Look through the data below, and copy each line that carries the word "common".

Material supplied
++++

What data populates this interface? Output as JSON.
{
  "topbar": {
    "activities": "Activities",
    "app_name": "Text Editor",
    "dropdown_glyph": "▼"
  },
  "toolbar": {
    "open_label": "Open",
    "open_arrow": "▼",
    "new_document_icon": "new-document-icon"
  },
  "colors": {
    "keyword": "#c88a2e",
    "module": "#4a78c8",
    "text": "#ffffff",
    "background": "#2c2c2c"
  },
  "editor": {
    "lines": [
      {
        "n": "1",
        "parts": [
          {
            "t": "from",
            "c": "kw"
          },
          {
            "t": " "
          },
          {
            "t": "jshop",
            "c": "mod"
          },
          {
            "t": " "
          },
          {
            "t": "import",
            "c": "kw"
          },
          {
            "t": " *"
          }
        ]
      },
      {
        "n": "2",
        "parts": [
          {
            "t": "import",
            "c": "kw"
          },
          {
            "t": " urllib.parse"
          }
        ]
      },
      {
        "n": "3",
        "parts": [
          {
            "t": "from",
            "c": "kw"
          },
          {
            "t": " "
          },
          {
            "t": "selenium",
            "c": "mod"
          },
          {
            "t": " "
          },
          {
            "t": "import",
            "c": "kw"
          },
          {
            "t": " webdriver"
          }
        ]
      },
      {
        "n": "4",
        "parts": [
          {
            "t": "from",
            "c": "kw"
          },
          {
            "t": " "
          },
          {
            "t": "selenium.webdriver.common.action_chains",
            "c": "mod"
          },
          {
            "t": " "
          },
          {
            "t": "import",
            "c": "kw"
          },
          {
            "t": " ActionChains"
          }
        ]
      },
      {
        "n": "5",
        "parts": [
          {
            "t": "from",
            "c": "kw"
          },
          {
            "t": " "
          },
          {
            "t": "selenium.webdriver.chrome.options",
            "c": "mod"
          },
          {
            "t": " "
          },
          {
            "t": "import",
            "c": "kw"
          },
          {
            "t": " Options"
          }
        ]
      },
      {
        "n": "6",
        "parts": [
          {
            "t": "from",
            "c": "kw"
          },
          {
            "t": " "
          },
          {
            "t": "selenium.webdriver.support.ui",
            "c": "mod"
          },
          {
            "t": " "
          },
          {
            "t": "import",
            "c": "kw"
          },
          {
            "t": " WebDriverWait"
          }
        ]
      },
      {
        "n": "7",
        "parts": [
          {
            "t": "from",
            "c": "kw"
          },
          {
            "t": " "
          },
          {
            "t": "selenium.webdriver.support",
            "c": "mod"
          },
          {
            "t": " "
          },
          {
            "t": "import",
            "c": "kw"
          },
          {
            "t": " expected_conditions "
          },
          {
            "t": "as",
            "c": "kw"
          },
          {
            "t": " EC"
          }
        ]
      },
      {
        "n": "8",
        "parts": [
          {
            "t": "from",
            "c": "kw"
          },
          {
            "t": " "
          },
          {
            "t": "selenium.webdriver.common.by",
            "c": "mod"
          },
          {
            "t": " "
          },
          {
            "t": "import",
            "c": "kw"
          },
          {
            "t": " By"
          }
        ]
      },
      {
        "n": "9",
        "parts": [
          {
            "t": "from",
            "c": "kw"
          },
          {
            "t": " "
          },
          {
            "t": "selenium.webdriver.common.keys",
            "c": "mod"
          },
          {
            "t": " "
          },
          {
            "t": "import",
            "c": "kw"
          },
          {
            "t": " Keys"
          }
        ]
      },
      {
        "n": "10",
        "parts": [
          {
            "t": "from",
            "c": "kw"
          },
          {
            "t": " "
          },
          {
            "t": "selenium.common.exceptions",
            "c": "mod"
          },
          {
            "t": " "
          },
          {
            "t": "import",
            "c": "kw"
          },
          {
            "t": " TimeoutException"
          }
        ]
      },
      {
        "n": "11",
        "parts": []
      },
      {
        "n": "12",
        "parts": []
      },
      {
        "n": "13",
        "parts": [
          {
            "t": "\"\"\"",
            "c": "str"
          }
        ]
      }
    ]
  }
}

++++

Output of the task
            "t": "selenium.webdriver.common.action_chains",
            "t": "selenium.webdriver.common.by",
            "t": "selenium.webdriver.common.keys",
            "t": "selenium.common.exceptions",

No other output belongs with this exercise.